In the construction field, contractors face different constraints with publically funded construction projects. One of the limitations of city-funded projects is a local hiring requirement where a predetermined percentage of a project's workforce must come from the surrounding geographic area to promote the local economy.
When creating a bid or reviewing a contract for a publicly funded construction job, check for any hiring restrictions.
Currently, Los Angeles does not have a local hiring ordinance in effect, but the implementation of the Far Chance Initiative for Hiring this summer is a step in that direction. Based on previous enactments elsewhere in the nation, local hiring ordinances have been favorably looked upon by municipal governments.
Since 2011, San Francisco has had a local hiring ordinance in place for city contract construction projects over $600,000 or on public land. The ordinance requires contractors to have at least 30 percent of their work hours, per each trade, performed by residents of San Francisco. In addition, at least half of the 30 percent must be enrolled in an apprenticeship program.
Before 2011, contractors only had to make a "good faith effort" to hire 50 percent of their workforce from local areas. In order to ensure the ordinance is feasible, the city of San Francisco works provide contractors with qualified employees for each trade. The city targets the ZIP codes of poorer neighborhoods for workers to enter into city-sponsored workforce development programs.
Issues with local hiring requirements
The purpose of local hiring ordinances is to assist low-income individuals to find a job located near their home to promote the local economy.
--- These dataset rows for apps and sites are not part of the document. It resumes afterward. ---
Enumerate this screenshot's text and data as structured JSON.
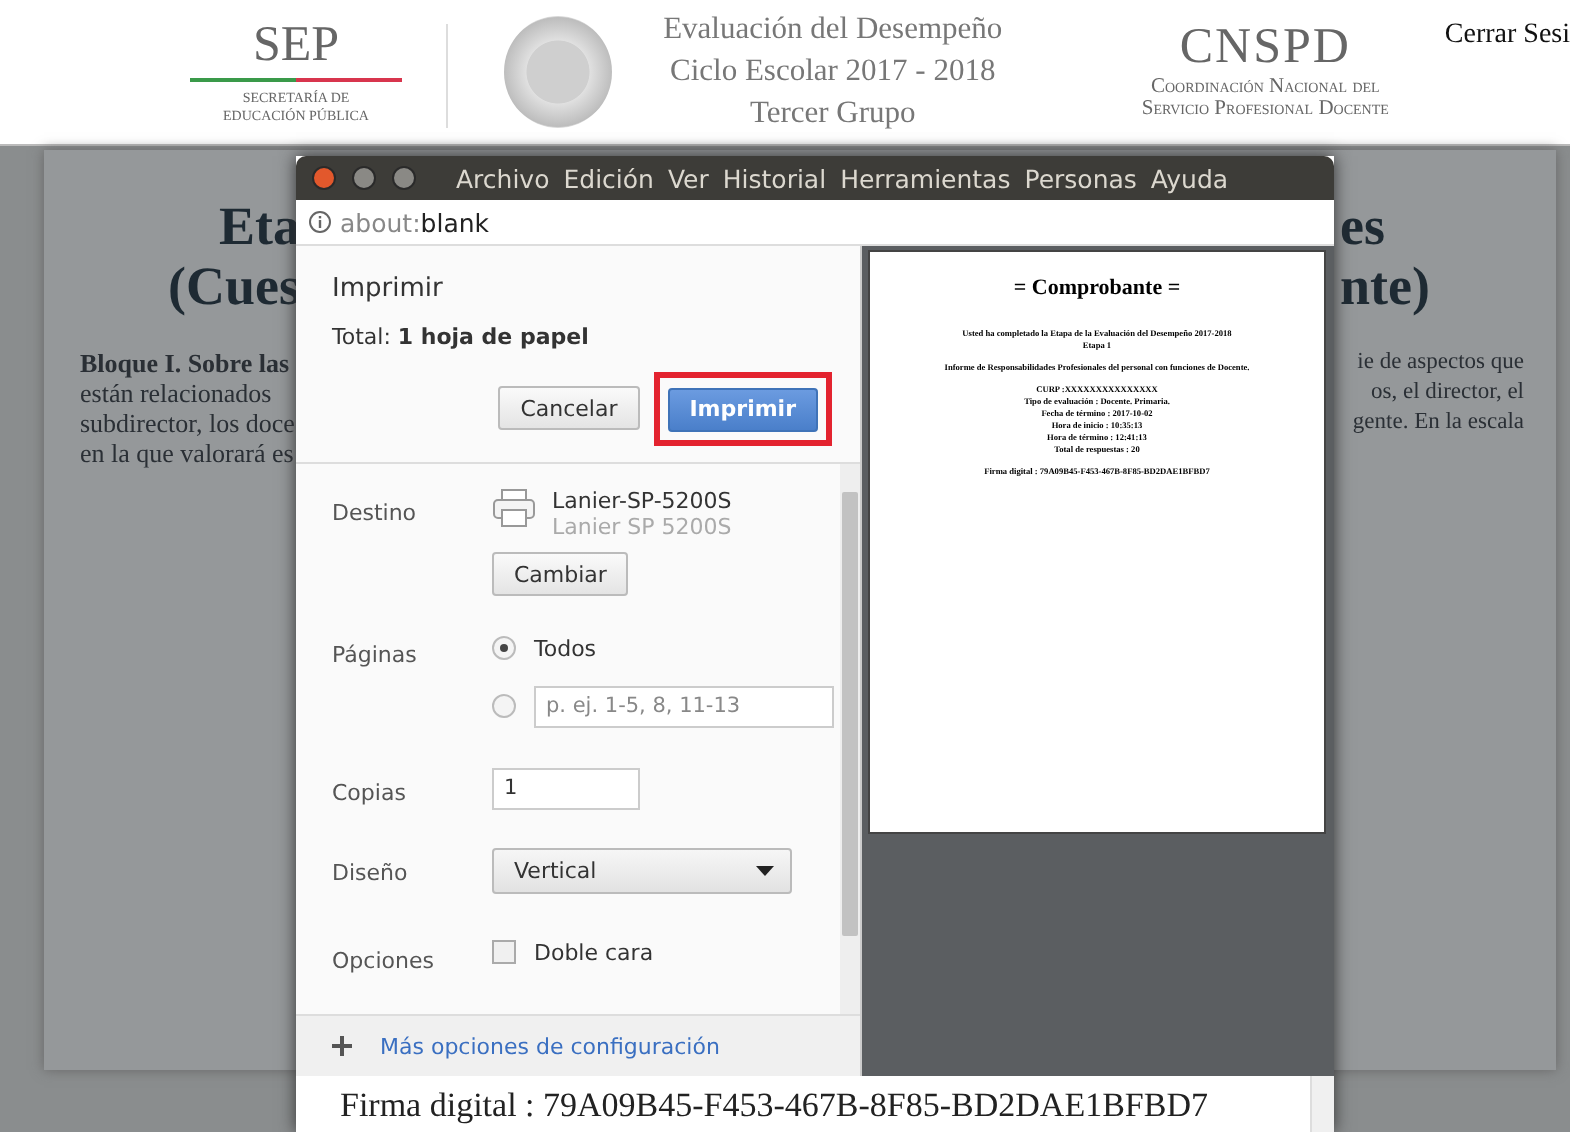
{
  "header": {
    "sep": {
      "title": "SEP",
      "lines": [
        "SECRETARÍA DE",
        "EDUCACIÓN PÚBLICA"
      ]
    },
    "title_lines": [
      "Evaluación del Desempeño",
      "Ciclo Escolar 2017 - 2018",
      "Tercer Grupo"
    ],
    "cnspd": {
      "title": "CNSPD",
      "lines": [
        "Coordinación Nacional del",
        "Servicio Profesional Docente"
      ]
    },
    "logout": "Cerrar Sesi"
  },
  "background_page": {
    "left": {
      "heading": [
        "Eta",
        "(Cues"
      ],
      "body_bold": "Bloque I. Sobre las",
      "body": [
        "están relacionados",
        "subdirector, los doce",
        "en la que valorará es"
      ]
    },
    "right": {
      "heading": [
        "es",
        "nte)"
      ],
      "body": [
        "ie de aspectos que",
        "os, el director, el",
        "gente. En la escala"
      ]
    }
  },
  "window": {
    "menu": [
      "Archivo",
      "Edición",
      "Ver",
      "Historial",
      "Herramientas",
      "Personas",
      "Ayuda"
    ],
    "url_prefix": "about:",
    "url_page": "blank",
    "print_dialog": {
      "title": "Imprimir",
      "total": "Total: **1 hoja de papel**",
      "buttons": [
        {
          "label": "Cancelar",
          "kind": "secondary",
          "highlighted": false
        },
        {
          "label": "Imprimir",
          "kind": "primary",
          "highlighted": true
        }
      ],
      "destination": {
        "label": "Destino",
        "printer": "Lanier-SP-5200S",
        "model": "Lanier SP 5200S",
        "change": "Cambiar"
      },
      "pages": {
        "label": "Páginas",
        "options": [
          {
            "kind": "all",
            "label": "Todos",
            "selected": true
          },
          {
            "kind": "range",
            "placeholder": "p. ej. 1-5, 8, 11-13",
            "selected": false
          }
        ]
      },
      "copies": {
        "label": "Copias",
        "value": "1"
      },
      "layout": {
        "label": "Diseño",
        "value": "Vertical"
      },
      "options": {
        "label": "Opciones",
        "items": [
          {
            "label": "Doble cara",
            "checked": false
          }
        ]
      },
      "more": "Más opciones de configuración",
      "preview": {
        "heading": "= Comprobante =",
        "paragraphs": [
          [
            "Usted ha completado la Etapa de la Evaluación del Desempeño 2017-2018",
            "Etapa 1"
          ],
          [
            "Informe de Responsabilidades Profesionales del personal con funciones de Docente."
          ],
          [
            "CURP :XXXXXXXXXXXXXXX",
            "Tipo de evaluación : Docente. Primaria.",
            "Fecha de término : 2017-10-02",
            "Hora de inicio : 10:35:13",
            "Hora de término : 12:41:13",
            "Total de respuestas : 20"
          ],
          [
            "Firma digital : 79A09B45-F453-467B-8F85-BD2DAE1BFBD7"
          ]
        ]
      }
    },
    "page_text": "Firma digital : 79A09B45-F453-467B-8F85-BD2DAE1BFBD7"
  }
}
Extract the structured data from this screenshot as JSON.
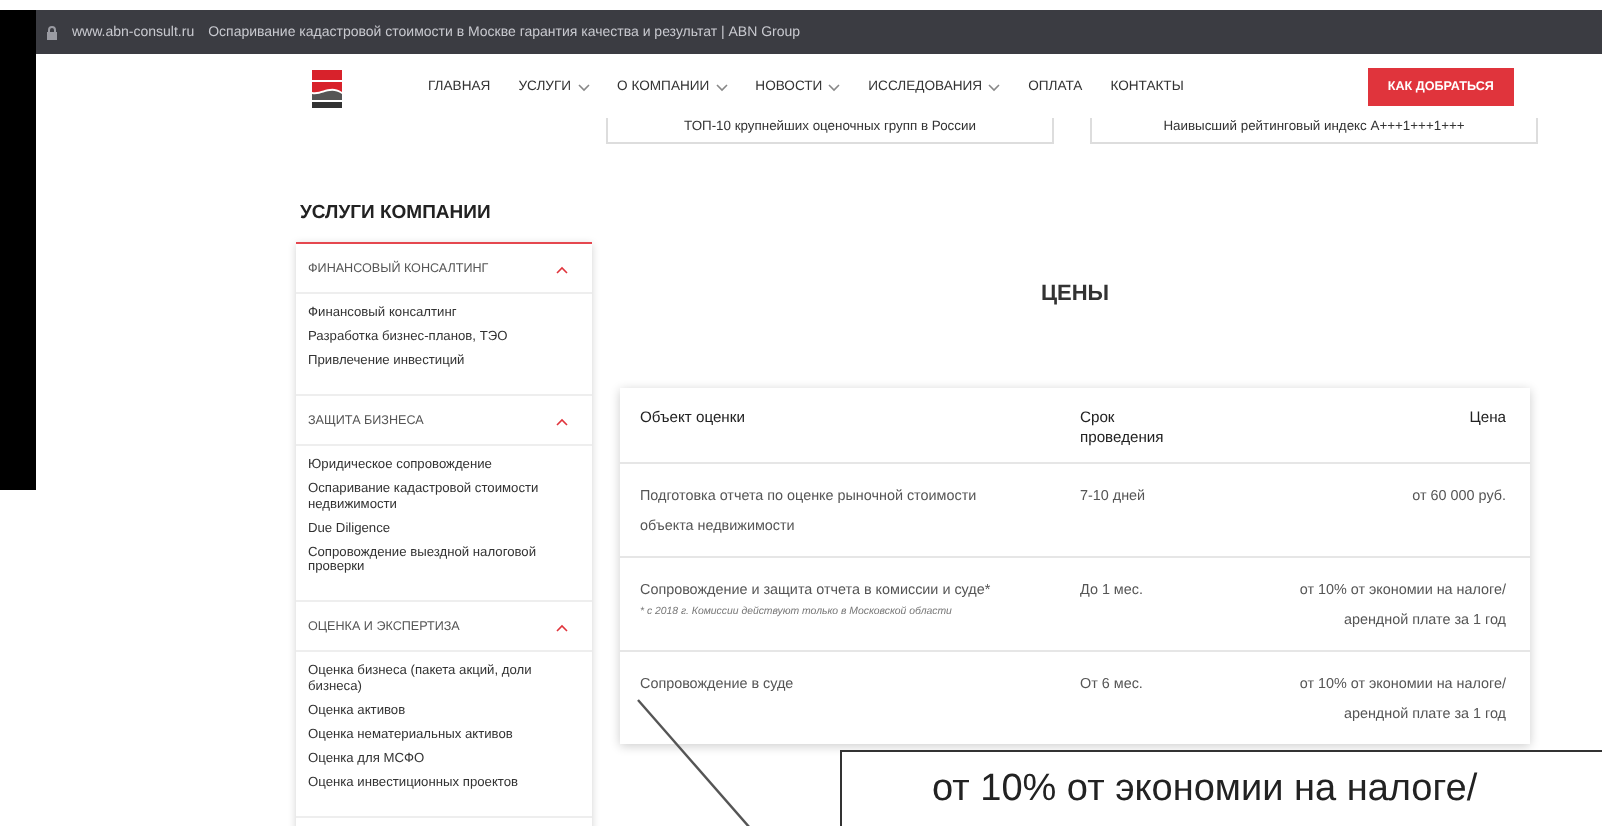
{
  "browser": {
    "url": "www.abn-consult.ru",
    "title": "Оспаривание кадастровой стоимости в Москве гарантия качества и результат | ABN Group"
  },
  "nav": {
    "items": [
      {
        "label": "ГЛАВНАЯ",
        "dropdown": false
      },
      {
        "label": "УСЛУГИ",
        "dropdown": true
      },
      {
        "label": "О КОМПАНИИ",
        "dropdown": true
      },
      {
        "label": "НОВОСТИ",
        "dropdown": true
      },
      {
        "label": "ИССЛЕДОВАНИЯ",
        "dropdown": true
      },
      {
        "label": "ОПЛАТА",
        "dropdown": false
      },
      {
        "label": "КОНТАКТЫ",
        "dropdown": false
      }
    ],
    "cta": "КАК ДОБРАТЬСЯ"
  },
  "highlights": [
    "ТОП-10 крупнейших оценочных групп в России",
    "Наивысший рейтинговый индекс A+++1+++1+++"
  ],
  "sidebar": {
    "title": "УСЛУГИ КОМПАНИИ",
    "sections": [
      {
        "label": "ФИНАНСОВЫЙ КОНСАЛТИНГ",
        "expanded": true,
        "items": [
          "Финансовый консалтинг",
          "Разработка бизнес-планов, ТЭО",
          "Привлечение инвестиций"
        ]
      },
      {
        "label": "ЗАЩИТА БИЗНЕСА",
        "expanded": true,
        "items": [
          "Юридическое сопровождение",
          "Оспаривание кадастровой стоимости недвижимости",
          "Due Diligence",
          "Сопровождение выездной налоговой проверки"
        ]
      },
      {
        "label": "ОЦЕНКА И ЭКСПЕРТИЗА",
        "expanded": true,
        "items": [
          "Оценка бизнеса (пакета акций, доли бизнеса)",
          "Оценка активов",
          "Оценка нематериальных активов",
          "Оценка для МСФО",
          "Оценка инвестиционных проектов"
        ]
      }
    ]
  },
  "prices": {
    "title": "ЦЕНЫ",
    "columns": [
      "Объект оценки",
      "Срок проведения",
      "Цена"
    ],
    "rows": [
      {
        "object": "Подготовка отчета по оценке рыночной стоимости объекта недвижимости",
        "term": "7-10 дней",
        "price": "от 60 000 руб."
      },
      {
        "object": "Сопровождение и защита отчета в комиссии и суде*",
        "note": "* с 2018 г. Комиссии действуют только в Московской области",
        "term": "До 1 мес.",
        "price": "от 10% от экономии на налоге/ арендной плате за 1 год"
      },
      {
        "object": "Сопровождение в суде",
        "term": "От 6 мес.",
        "price": "от 10% от экономии на налоге/ арендной плате за 1 год"
      }
    ]
  },
  "callout": {
    "text": "от 10% от экономии на налоге/"
  }
}
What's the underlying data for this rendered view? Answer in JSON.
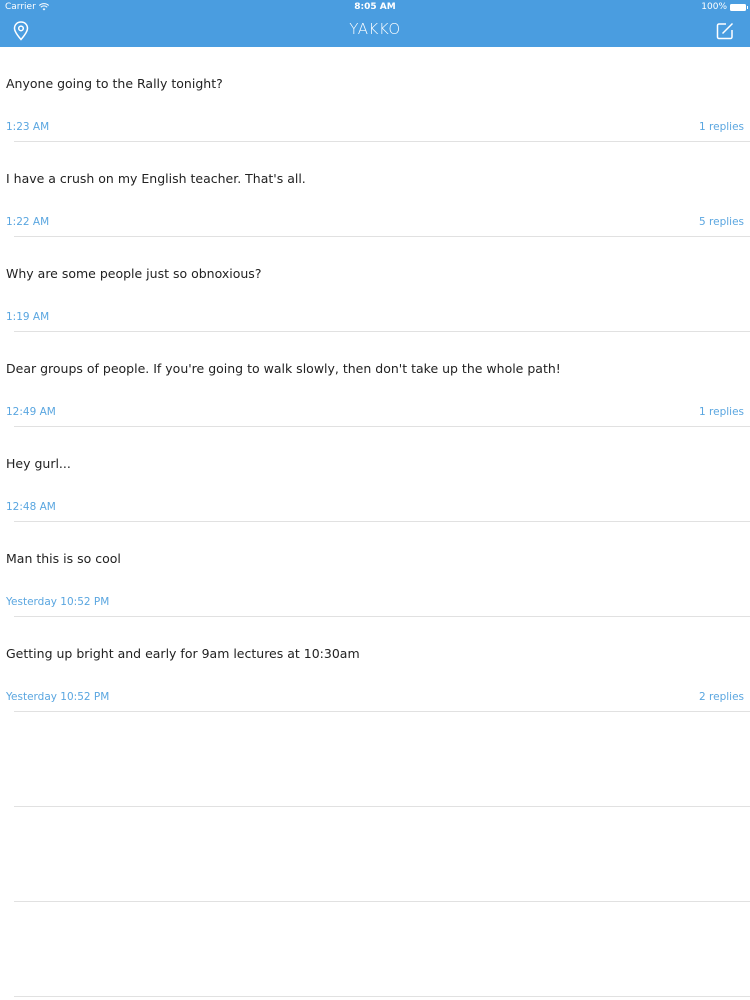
{
  "status_bar": {
    "carrier": "Carrier",
    "time": "8:05 AM",
    "battery": "100%"
  },
  "nav": {
    "title": "YAKKO",
    "left_icon": "location-pin-icon",
    "right_icon": "compose-icon"
  },
  "colors": {
    "accent": "#4a9de0",
    "link": "#5aa6e0",
    "text": "#222222",
    "divider": "#e1e1e1"
  },
  "posts": [
    {
      "text": "Anyone going to the Rally tonight?",
      "time": "1:23 AM",
      "replies": "1 replies"
    },
    {
      "text": "I have a crush on my English teacher. That's all.",
      "time": "1:22 AM",
      "replies": "5 replies"
    },
    {
      "text": "Why are some people just so obnoxious?",
      "time": "1:19 AM",
      "replies": ""
    },
    {
      "text": "Dear groups of people. If you're going to walk slowly, then don't take up the whole path!",
      "time": "12:49 AM",
      "replies": "1 replies"
    },
    {
      "text": "Hey gurl...",
      "time": "12:48 AM",
      "replies": ""
    },
    {
      "text": "Man this is so cool",
      "time": "Yesterday 10:52 PM",
      "replies": ""
    },
    {
      "text": "Getting up bright and early for 9am lectures at 10:30am",
      "time": "Yesterday 10:52 PM",
      "replies": "2 replies"
    }
  ]
}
The practice is beneficial for long-term employment positions, such as civil servants. However, by their very nature, construction projects are not long-term and local workers face unemployment once the project is finished. Additionally, tradesmen do not always live in the communities where the construction is taking place, it may be too expensive and then the hiring requirement is in effect for no reason.
In order to balance the cost of sourcing local laborers, contractors can add the labor cost into their bid. Or, if a contractor will not be complying with the hiring ordinance, they may add the penalty for non-compliance into their bid.
Contractors and construction companies seeking work in the Los Angeles area should be on the lookout for any local hiring initiatives as the mid-term elections approach.